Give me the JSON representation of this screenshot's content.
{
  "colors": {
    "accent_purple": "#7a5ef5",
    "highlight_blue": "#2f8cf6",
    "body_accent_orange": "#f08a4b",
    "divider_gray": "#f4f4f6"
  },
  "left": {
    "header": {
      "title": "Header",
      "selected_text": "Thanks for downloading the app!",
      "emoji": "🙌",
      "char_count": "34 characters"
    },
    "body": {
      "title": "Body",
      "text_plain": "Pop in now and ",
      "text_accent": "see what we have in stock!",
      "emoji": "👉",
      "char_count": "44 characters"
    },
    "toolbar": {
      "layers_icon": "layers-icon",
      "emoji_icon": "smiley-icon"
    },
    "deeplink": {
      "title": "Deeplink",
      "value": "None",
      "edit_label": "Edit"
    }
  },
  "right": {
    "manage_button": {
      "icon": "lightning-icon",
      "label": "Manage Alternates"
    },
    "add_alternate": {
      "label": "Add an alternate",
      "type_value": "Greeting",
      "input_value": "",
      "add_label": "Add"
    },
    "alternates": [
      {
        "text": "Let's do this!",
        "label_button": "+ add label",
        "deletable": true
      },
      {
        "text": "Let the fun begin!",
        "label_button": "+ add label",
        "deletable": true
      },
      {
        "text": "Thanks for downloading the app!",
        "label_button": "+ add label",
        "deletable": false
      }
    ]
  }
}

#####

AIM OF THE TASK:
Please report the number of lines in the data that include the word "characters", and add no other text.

OUTPUT OF THE EXERCISE:
2